Thursday, June 16, 2005

Tea time

We took my mom (aka Granny Jan) to Greenfield Village yesterday for a birthday celebration afternoon tea at the Cotswold Cottage. You could not have asked for a more beautiful day--breezy, not too hot with big puff-ball clouds.

Tea was pretty good too with scones, jam, finger sandwiches, tea cookies and little pastries. And a big pot of tea for each of us (even the kids--they had an herbal berry tea and had fun putting lots of sugar cubes in with the little silver tongs). My only gripe is what they tried to pass off as Devonshire Cream--it tasted like Cream Cheese frosting, sweet and tangy. Real Devonshire clotted cream is a sticky, unsweetened ooze with soft-butter consistency.
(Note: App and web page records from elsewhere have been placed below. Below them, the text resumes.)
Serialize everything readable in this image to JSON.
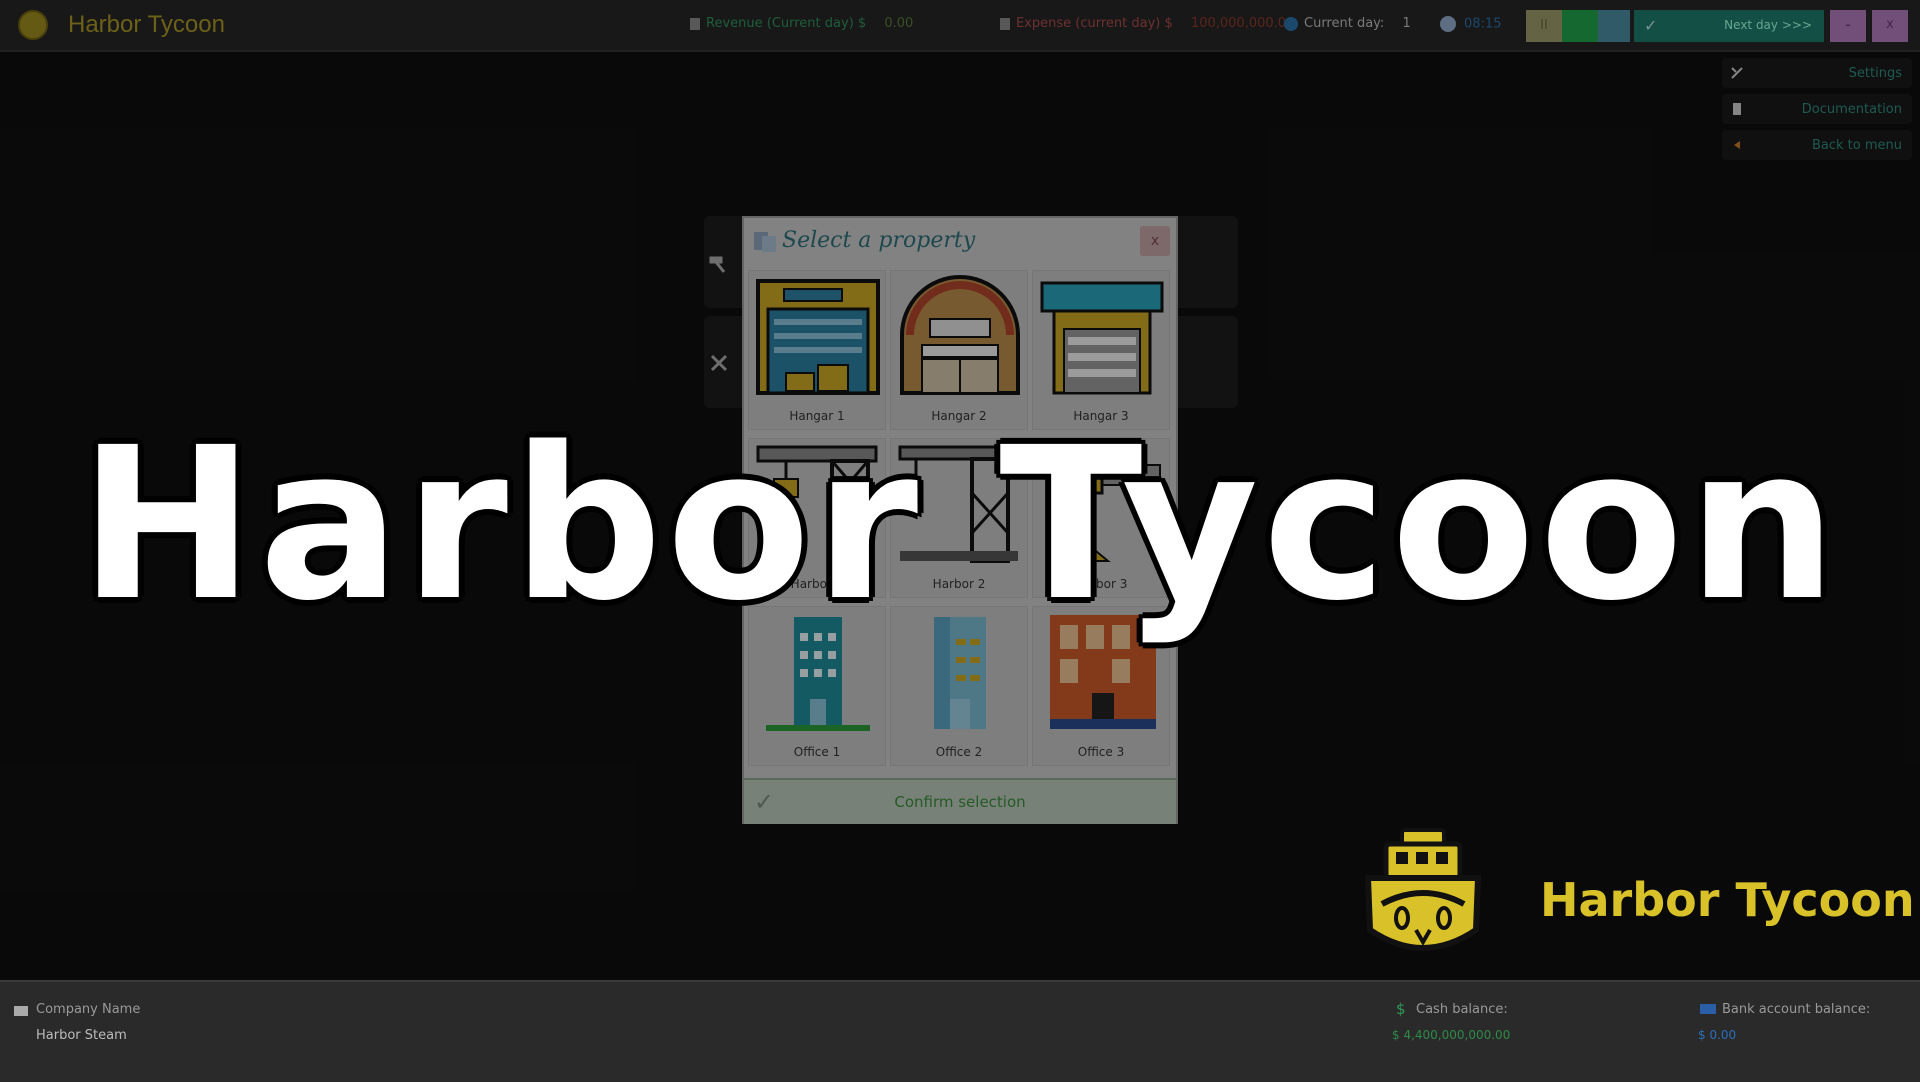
{
  "app": {
    "title": "Harbor Tycoon"
  },
  "topbar": {
    "revenue_label": "Revenue (Current day) $",
    "revenue_value": "0.00",
    "expense_label": "Expense (current day) $",
    "expense_value": "100,000,000.00",
    "current_day_label": "Current day:",
    "current_day_value": "1",
    "clock": "08:15",
    "next_day_label": "Next day >>>",
    "pause_label": "II",
    "minimize_label": "-",
    "close_label": "x"
  },
  "menu": {
    "settings": "Settings",
    "documentation": "Documentation",
    "back": "Back to menu"
  },
  "modal": {
    "title": "Select a property",
    "close": "x",
    "confirm": "Confirm selection",
    "items": [
      {
        "label": "Hangar 1",
        "icon": "hangar-1-icon"
      },
      {
        "label": "Hangar 2",
        "icon": "hangar-2-icon"
      },
      {
        "label": "Hangar 3",
        "icon": "hangar-3-icon"
      },
      {
        "label": "Harbor 1",
        "icon": "harbor-1-icon"
      },
      {
        "label": "Harbor 2",
        "icon": "harbor-2-icon"
      },
      {
        "label": "Harbor 3",
        "icon": "harbor-3-icon"
      },
      {
        "label": "Office 1",
        "icon": "office-1-icon"
      },
      {
        "label": "Office 2",
        "icon": "office-2-icon"
      },
      {
        "label": "Office 3",
        "icon": "office-3-icon"
      }
    ]
  },
  "bottombar": {
    "company_label": "Company Name",
    "company_value": "Harbor Steam",
    "cash_label": "Cash balance:",
    "cash_value": "$ 4,400,000,000.00",
    "bank_label": "Bank account balance:",
    "bank_value": "$ 0.00"
  },
  "overlay": {
    "big_title": "Harbor Tycoon",
    "brand_name": "Harbor Tycoon"
  },
  "colors": {
    "accent_gold": "#d9c12a",
    "teal": "#1f8a78",
    "pink": "#c27ac9"
  }
}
It has a fat content of about 55% and often is thick enough to stand a (small) spoon up in it. Normal (single) cream is about 35% fat, whipping (heavy) cream is about 45%. And it is expensive at about $5-6 for a 5 oz jar.
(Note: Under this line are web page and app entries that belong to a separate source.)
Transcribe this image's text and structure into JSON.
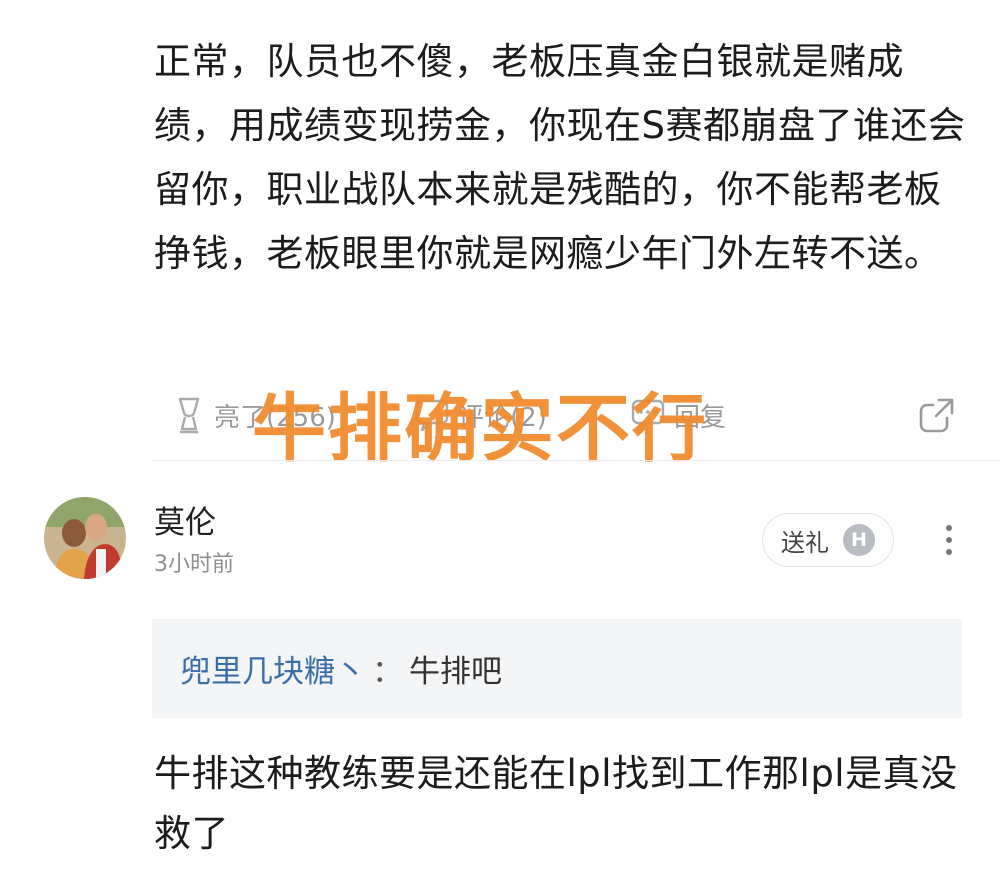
{
  "comment": {
    "text": "正常，队员也不傻，老板压真金白银就是赌成绩，用成绩变现捞金，你现在S赛都崩盘了谁还会留你，职业战队本来就是残酷的，你不能帮老板挣钱，老板眼里你就是网瘾少年门外左转不送。"
  },
  "actions": {
    "like_label": "亮了(256)",
    "comment_label": "评论(2)",
    "reply_label": "回复",
    "like_icon": "trophy-icon",
    "comment_icon": "comment-icon",
    "reply_icon": "reply-icon",
    "share_icon": "share-icon"
  },
  "overlay": {
    "title": "牛排确实不行",
    "color": "#f08a2c"
  },
  "reply_comment": {
    "username": "莫伦",
    "timestamp": "3小时前",
    "gift_label": "送礼",
    "gift_badge": "H",
    "quote_author": "兜里几块糖丶",
    "quote_separator": "：",
    "quote_text": "牛排吧",
    "text": "牛排这种教练要是还能在lpl找到工作那lpl是真没救了"
  },
  "colors": {
    "text": "#1c1c1c",
    "muted": "#9a9a9a",
    "link": "#3b6fa8",
    "quote_bg": "#f4f5f7"
  }
}
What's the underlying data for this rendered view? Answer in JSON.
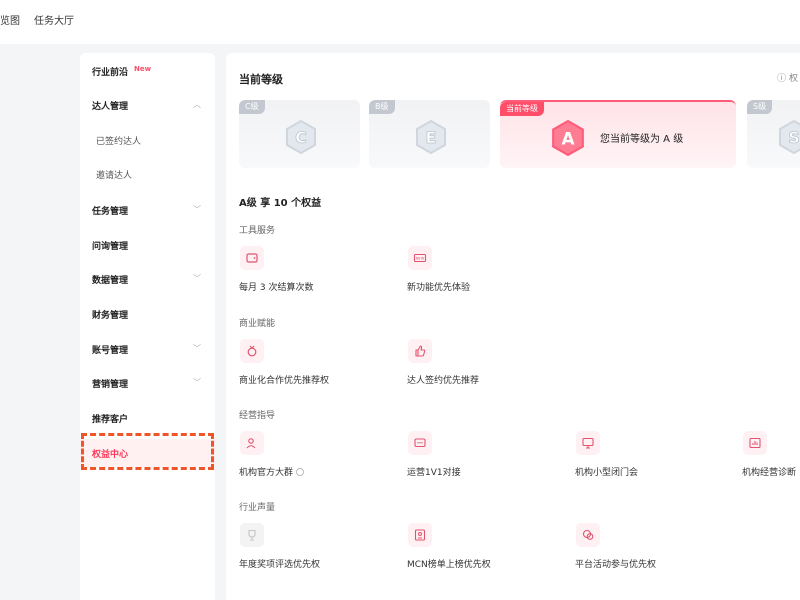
{
  "topbar": {
    "tabs": [
      "览图",
      "任务大厅"
    ]
  },
  "sidebar": {
    "items": [
      {
        "label": "行业前沿",
        "badge": "New"
      },
      {
        "label": "达人管理"
      },
      {
        "label": "已签约达人"
      },
      {
        "label": "邀请达人"
      },
      {
        "label": "任务管理"
      },
      {
        "label": "问询管理"
      },
      {
        "label": "数据管理"
      },
      {
        "label": "财务管理"
      },
      {
        "label": "账号管理"
      },
      {
        "label": "营销管理"
      },
      {
        "label": "推荐客户"
      },
      {
        "label": "权益中心"
      }
    ]
  },
  "main": {
    "current_level_title": "当前等级",
    "help_text": "ⓘ 权",
    "levels": [
      {
        "tag": "C级",
        "letter": "C"
      },
      {
        "tag": "B级",
        "letter": "E"
      },
      {
        "tag": "当前等级",
        "letter": "A",
        "text": "您当前等级为 A 级"
      },
      {
        "tag": "S级",
        "letter": "S"
      }
    ],
    "benefit_title": "A级 享 10 个权益",
    "categories": [
      {
        "title": "工具服务",
        "items": [
          {
            "label": "每月 3 次结算次数",
            "icon": "wallet-icon"
          },
          {
            "label": "新功能优先体验",
            "icon": "new-icon"
          }
        ]
      },
      {
        "title": "商业赋能",
        "items": [
          {
            "label": "商业化合作优先推荐权",
            "icon": "medal-icon"
          },
          {
            "label": "达人签约优先推荐",
            "icon": "thumbs-up-icon"
          }
        ]
      },
      {
        "title": "经营指导",
        "items": [
          {
            "label": "机构官方大群",
            "icon": "group-icon"
          },
          {
            "label": "运营1V1对接",
            "icon": "chat-icon"
          },
          {
            "label": "机构小型闭门会",
            "icon": "presentation-icon"
          },
          {
            "label": "机构经营诊断",
            "icon": "chart-icon"
          }
        ]
      },
      {
        "title": "行业声量",
        "items": [
          {
            "label": "年度奖项评选优先权",
            "icon": "trophy-icon"
          },
          {
            "label": "MCN榜单上榜优先权",
            "icon": "rank-icon"
          },
          {
            "label": "平台活动参与优先权",
            "icon": "activity-icon"
          }
        ]
      }
    ]
  },
  "colors": {
    "accent": "#ff3b5c",
    "highlight": "#f0552a"
  }
}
Some cheap tea shops in England advertise cream teas and serve them with unsweetened whipped cream which I'd say is a preferable second to this frosting stuff they gave us. Mind you, Ian loved the whole tea, cream cheese goo and all. And I was thrilled that he ate one and a half scones with goo and jam and didn't cast his usual suspicious gaze over the whole enterprise.

While Ian sampled Napoleon pastries...

Fiona filled her shoes with rocks....
Fiona does not have much of a sweet tooth though and after eating the egg and cucumber sandwich and taking one bite of a lemon tea cookie she lost interest and played with the pebbles on the ground around the table.

Granny Jan had a wonderful time, loved hanging out with the critters and wasn't bummed by the lack of real clotted cream. But I feel the need to provide an authentic cream tea for my British mum, so next week I'll track down some of the real stuff (Big 10 probably has it), make her some scones and serve them with gloppy strawberry preserves (Trader Joe's has a good version with big chunks of fruit), and a big pot of tea.

Here is my scone recipe, straight from my British mum:

English Scones

1 and 3/4 C flour
1 T baking powder
1/2 t salt
1/4 C sugar
1/4 C unsalted butter
1 C dried fruit (see *note for good combos below)
1/3 C milk
1 t fresh lemon or orange zest (microplane zested is best)
1 egg

Preheat oven to 425 degrees F.
Sift together flour, baking powder, salt and sugar. Cut in butter then use your fingers to flatten the little bits into flakes--don't over do it--it should not look as fine as cornmeal or your scones will be heavy. Stir in dried fruit.

Combine milk and egg, add to flour mixture and fork stir. Turn out onto floured surface and knead 5 or 6 times, just 'till you get it to hold together. Pat into a circle about 1 to 1.5 inches thick and cut into 6 wedges (like a pie). Place wedges on a parchment or silicone-lined cookie sheet. Bake for 12-15 minutes. The tops should be slightly golden.

Serve warm with jam and clotted cream or butter.

*a note on dried fruit:
Currants are the traditional dried fruit to put in scones, but you can be as creative as you like. Dice bigger stuff until it is about currant-sized.
Here are some of my favorite combos (all combine to 1 C total of dried fruit) :
diced dried pears with crystallized ginger
diced dried peaches and dried cranberries
chopped dried cherries (particularly good with orange zest)

I tried dried figs once and they were nasty...


Kimberly said...

mmmmm... scones... I will totally have to try that recipe! Thanks! :)


Anonymous said...

Made scones for Fathers Day. I happened to have fresh blueberries and used them. They were great. Thanks for the recipe.


Kate said...

Glad to hear it works with fresh fruit as well as dried! Despite years of making scones, I've never embarked on the fresh fruit experiment--now I'll have to get back to the kitchen and try it out!